Report each line of the entries that contains the word "number", copied in full.

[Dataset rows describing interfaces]
((

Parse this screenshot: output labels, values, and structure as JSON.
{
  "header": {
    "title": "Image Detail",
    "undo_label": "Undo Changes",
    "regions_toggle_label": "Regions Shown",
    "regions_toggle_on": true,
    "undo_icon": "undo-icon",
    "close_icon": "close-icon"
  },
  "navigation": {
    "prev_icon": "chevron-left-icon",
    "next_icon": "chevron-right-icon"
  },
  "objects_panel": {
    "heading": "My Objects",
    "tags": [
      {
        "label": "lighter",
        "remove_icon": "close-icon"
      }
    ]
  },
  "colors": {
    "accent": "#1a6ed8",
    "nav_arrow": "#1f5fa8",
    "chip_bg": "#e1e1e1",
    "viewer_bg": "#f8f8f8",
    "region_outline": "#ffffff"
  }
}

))
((

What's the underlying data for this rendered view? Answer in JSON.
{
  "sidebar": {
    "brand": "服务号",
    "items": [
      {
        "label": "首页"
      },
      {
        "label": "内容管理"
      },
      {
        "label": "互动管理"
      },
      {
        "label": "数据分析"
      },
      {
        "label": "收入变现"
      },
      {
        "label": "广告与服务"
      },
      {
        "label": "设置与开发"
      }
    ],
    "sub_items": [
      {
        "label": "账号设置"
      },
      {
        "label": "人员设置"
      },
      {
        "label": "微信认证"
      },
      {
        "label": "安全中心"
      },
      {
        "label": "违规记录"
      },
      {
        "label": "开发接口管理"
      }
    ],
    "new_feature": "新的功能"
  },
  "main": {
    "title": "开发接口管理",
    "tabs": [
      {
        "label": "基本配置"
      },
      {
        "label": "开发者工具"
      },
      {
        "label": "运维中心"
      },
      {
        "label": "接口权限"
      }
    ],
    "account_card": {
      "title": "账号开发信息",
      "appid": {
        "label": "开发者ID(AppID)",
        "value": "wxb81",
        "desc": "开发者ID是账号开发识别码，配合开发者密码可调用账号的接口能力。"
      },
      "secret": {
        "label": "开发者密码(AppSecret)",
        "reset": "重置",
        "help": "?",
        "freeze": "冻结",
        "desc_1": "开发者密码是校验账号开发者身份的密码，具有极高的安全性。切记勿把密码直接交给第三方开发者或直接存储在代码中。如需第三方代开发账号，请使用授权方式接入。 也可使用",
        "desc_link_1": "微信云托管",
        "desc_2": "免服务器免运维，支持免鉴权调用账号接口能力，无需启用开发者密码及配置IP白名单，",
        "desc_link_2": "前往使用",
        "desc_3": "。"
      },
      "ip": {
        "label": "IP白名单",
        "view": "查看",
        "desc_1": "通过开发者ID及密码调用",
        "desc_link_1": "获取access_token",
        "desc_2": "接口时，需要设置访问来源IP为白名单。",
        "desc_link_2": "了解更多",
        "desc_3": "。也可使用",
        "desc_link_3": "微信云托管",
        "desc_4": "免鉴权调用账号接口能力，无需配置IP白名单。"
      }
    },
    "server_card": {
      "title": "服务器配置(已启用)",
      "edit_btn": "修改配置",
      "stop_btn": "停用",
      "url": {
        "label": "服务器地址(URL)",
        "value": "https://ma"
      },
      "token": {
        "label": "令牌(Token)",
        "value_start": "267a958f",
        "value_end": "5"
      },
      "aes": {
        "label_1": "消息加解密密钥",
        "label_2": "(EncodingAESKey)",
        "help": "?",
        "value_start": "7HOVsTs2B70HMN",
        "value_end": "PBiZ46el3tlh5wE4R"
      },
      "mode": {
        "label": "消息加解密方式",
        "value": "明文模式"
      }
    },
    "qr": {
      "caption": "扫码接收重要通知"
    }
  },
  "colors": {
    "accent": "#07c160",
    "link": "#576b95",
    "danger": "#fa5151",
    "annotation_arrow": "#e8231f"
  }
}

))
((

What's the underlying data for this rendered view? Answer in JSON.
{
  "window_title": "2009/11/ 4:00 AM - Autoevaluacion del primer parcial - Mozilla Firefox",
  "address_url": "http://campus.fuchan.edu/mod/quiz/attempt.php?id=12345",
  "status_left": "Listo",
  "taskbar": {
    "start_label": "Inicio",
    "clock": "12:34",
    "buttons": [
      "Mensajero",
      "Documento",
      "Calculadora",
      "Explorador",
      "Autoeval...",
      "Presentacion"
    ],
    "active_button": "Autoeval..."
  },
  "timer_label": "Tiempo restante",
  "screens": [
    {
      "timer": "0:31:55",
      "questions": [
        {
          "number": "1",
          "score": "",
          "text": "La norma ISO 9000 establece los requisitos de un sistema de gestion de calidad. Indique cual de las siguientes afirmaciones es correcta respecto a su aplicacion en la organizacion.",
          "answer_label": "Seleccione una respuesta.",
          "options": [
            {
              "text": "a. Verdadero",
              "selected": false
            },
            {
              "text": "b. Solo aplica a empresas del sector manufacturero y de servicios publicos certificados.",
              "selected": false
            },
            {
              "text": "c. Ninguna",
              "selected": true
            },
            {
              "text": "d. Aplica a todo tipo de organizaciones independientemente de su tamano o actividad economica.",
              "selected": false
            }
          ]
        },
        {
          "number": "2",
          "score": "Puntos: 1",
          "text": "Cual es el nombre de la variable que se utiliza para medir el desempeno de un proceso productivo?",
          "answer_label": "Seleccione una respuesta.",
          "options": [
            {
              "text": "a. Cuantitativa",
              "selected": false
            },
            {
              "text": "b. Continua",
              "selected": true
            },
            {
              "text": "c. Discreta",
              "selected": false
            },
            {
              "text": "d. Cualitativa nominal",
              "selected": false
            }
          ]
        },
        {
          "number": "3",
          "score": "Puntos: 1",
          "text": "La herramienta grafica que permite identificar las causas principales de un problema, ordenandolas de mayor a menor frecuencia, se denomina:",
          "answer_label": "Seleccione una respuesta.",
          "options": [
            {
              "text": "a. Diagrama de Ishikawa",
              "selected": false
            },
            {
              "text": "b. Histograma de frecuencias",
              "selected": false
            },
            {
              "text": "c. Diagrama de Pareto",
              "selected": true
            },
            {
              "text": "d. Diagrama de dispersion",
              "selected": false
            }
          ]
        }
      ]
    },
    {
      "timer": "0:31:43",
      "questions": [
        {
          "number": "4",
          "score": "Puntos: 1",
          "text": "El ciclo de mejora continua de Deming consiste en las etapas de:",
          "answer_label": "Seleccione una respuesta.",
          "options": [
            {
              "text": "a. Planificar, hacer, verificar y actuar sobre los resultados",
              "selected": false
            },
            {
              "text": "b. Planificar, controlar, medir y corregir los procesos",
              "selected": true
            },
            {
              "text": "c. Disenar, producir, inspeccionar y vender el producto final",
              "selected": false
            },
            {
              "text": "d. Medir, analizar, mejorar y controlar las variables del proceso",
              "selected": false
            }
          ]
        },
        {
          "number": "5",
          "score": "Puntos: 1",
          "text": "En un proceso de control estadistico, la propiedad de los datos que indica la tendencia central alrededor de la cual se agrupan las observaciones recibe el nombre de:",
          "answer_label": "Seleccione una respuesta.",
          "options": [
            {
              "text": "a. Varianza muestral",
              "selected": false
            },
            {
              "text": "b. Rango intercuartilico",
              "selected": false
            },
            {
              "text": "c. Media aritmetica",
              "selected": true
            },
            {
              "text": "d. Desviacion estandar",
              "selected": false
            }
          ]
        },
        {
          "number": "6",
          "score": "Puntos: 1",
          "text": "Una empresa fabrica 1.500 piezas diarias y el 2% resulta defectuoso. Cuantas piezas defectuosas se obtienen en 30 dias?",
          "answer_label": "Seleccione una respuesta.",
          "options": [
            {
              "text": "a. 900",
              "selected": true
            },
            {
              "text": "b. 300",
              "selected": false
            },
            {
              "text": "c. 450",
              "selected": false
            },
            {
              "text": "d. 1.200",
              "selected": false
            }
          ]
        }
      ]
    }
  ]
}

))

--- Output of the exercise ---
          "number": "1",
          "number": "2",
          "number": "3",
          "number": "4",
          "number": "5",
          "number": "6",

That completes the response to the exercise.